Don Blankenship has been drawing bipartisan condemnation over his racist—and bizarre—rhetoric in the West Virginia Republican Senate primary. “Swamp captain Mitch McConnell has created millions of jobs for China people,” Blankenship says in one recent ad targeting the Senate majority leader. He then attacks the family of McConnell’s wife, Transportation Secretary Elaine Chao, who was born in Taiwan. “His China family has given him tens of millions of dollars,” Blankenship says.
But Blankenship’s bigoted statements—along with his candidacy’s general outlandishness—have overshadowed an equally inflammatory ad campaign launched by one of his supposedly more mainstream GOP opponents. Several weeks ago, Rep. Evan Jenkins released this spot, which takes aim at Hillary Clinton for telling an audience that her 2016 presidential campaign had “won the places that are optimistic…moving forward, and [Donald Trump’s] whole campaign…was looking backwards.”
“It’s Hillary who’s got it backwards,” Jenkins says to the camera. “The big cities she won are the places flooding our state with heroin—where lawlessness, looting, and liberalism rule. Chicago’s the murder capital of America. Yet they want to take our guns away? That’s backwards.”
While Jenkins is saying this, the viewer sees footage of a man who appears to be African American being arrested in Detroit; fires burning, apparently during the riots sparked by police violence in Baltimore and Ferguson, Missouri; a violent anti-Trump protest in Berkeley, California; and a crime scene in Chicago. The message is unmistakable: Black people who voted for Clinton, along with a handful of university town antifa activists, are somehow to blame for the opioid epidemic in West Virginia, a state that is 92-percent white.
West Virginia is the epicenter of the opioid crisis, with more than 43 deaths per 100,000 residents in 2016. It’s true that a significant amount of heroin and other opioids are smuggled through large cities; according to the Drug Enforcement Agency, traffickers from Detroit, Columbus, Pittsburgh, and Chicago supply heroin and controlled prescription drugs to addicts in West Virginia. A 2016 investigation by Washington, DC’s WJLA noted that “police across the area say their heroin addicts are driving to Baltimore to buy the deadly drug, sometimes even twice a day.”
But it’s absurd for Jenkins to imply that his state’s drug tragedy is the fault of people of color who live in liberal cities that have been home to protests against police brutality. As WABC put it, “Baltimore is not the reason why heroin use is exploding in local communities…everyone with whom we spoke blamed the escalating demand for heroin on the wave of prescription pain pill abuse. The cheaper form of the same is heroin. It’s an opioid.”

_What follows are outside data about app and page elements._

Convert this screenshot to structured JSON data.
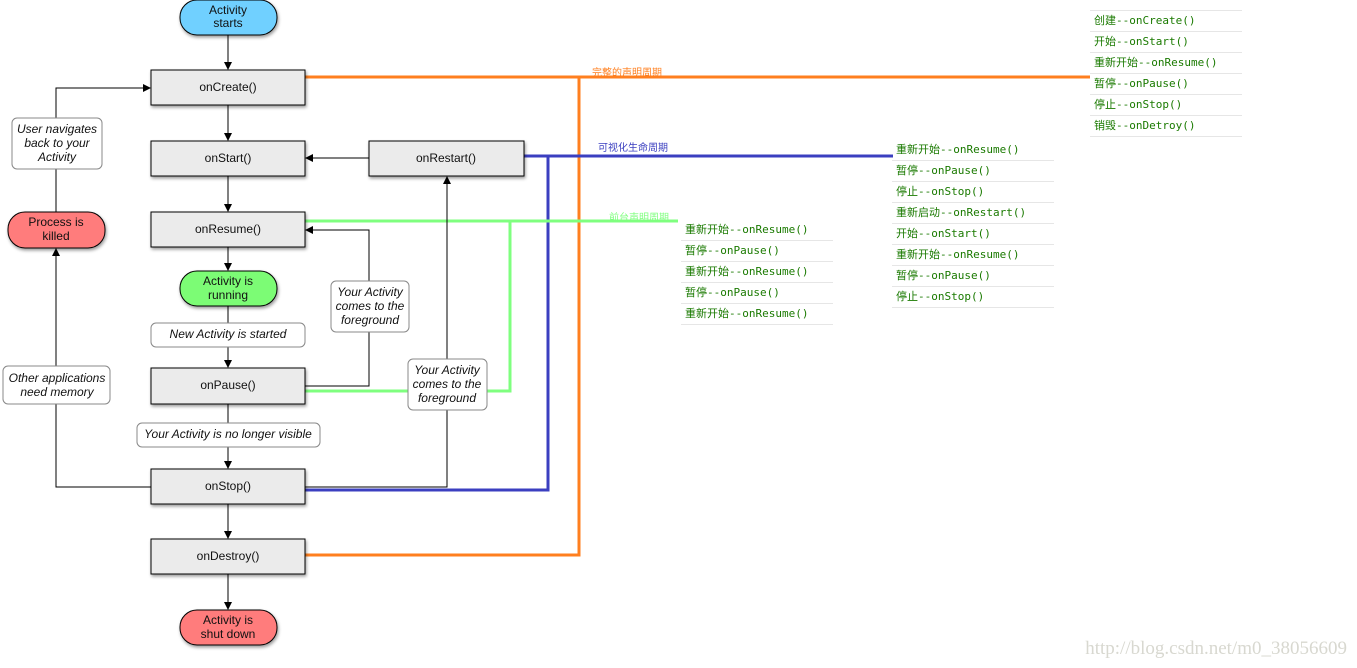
{
  "colors": {
    "full_lifetime": "#ff7f1f",
    "visible_lifetime": "#3b3fc0",
    "foreground_lifetime": "#7fff7f",
    "start": "#6fd0ff",
    "running": "#7cfc74",
    "end": "#ff7b7b",
    "list_text": "#1a7a00"
  },
  "nodes": {
    "start": [
      "Activity",
      "starts"
    ],
    "on_create": "onCreate()",
    "on_start": "onStart()",
    "on_restart": "onRestart()",
    "on_resume": "onResume()",
    "running": [
      "Activity is",
      "running"
    ],
    "on_pause": "onPause()",
    "on_stop": "onStop()",
    "on_destroy": "onDestroy()",
    "shut_down": [
      "Activity is",
      "shut down"
    ],
    "killed": [
      "Process is",
      "killed"
    ]
  },
  "notes": {
    "user_navigates": [
      "User navigates",
      "back to your",
      "Activity"
    ],
    "new_activity": "New Activity is started",
    "no_longer_visible": "Your Activity is no longer visible",
    "other_apps": [
      "Other applications",
      "need memory"
    ],
    "foreground1": [
      "Your Activity",
      "comes to the",
      "foreground"
    ],
    "foreground2": [
      "Your Activity",
      "comes to the",
      "foreground"
    ]
  },
  "lifetimes": {
    "full": "完整的声明周期",
    "visible": "可视化生命周期",
    "foreground": "前台声明周期"
  },
  "lists": {
    "full": [
      "创建--onCreate()",
      "开始--onStart()",
      "重新开始--onResume()",
      "暂停--onPause()",
      "停止--onStop()",
      "销毁--onDetroy()"
    ],
    "visible": [
      "重新开始--onResume()",
      "暂停--onPause()",
      "停止--onStop()",
      "重新启动--onRestart()",
      "开始--onStart()",
      "重新开始--onResume()",
      "暂停--onPause()",
      "停止--onStop()"
    ],
    "foreground": [
      "重新开始--onResume()",
      "暂停--onPause()",
      "重新开始--onResume()",
      "暂停--onPause()",
      "重新开始--onResume()"
    ]
  },
  "watermark": "http://blog.csdn.net/m0_38056609"
}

According to the DEA, “The extraordinarily high abuse rate of opioids [in West Virginia] is attributed in part to the large number of jobs in heavy manual labor such as mining, timbering, and manufacturing. These professions often cause injuries to workers that are treated with opioid pain relievers, which in turn can lead to addiction.” Over the past decade, drug companies have have shipped a staggering number of prescription opioids into small West Virginia towns. The Charleston Gazette-Mail has reported that distributors sent more than 780 million doses of oxycodone and hydrocodone to the state’s pharmacies over a six-year period—a scandal that the paper says is “widely blamed with starting the opioid crisis.”
For his part, Blankenship has cried foul over Jenkins’s ad—but not for the reasons you might hope. “Wait a minute,” the narrator of a Blankenship response ad declares. “The problem with this Jenkins ad is that Jenkins voted to let West Virginia cities take away our gun rights.”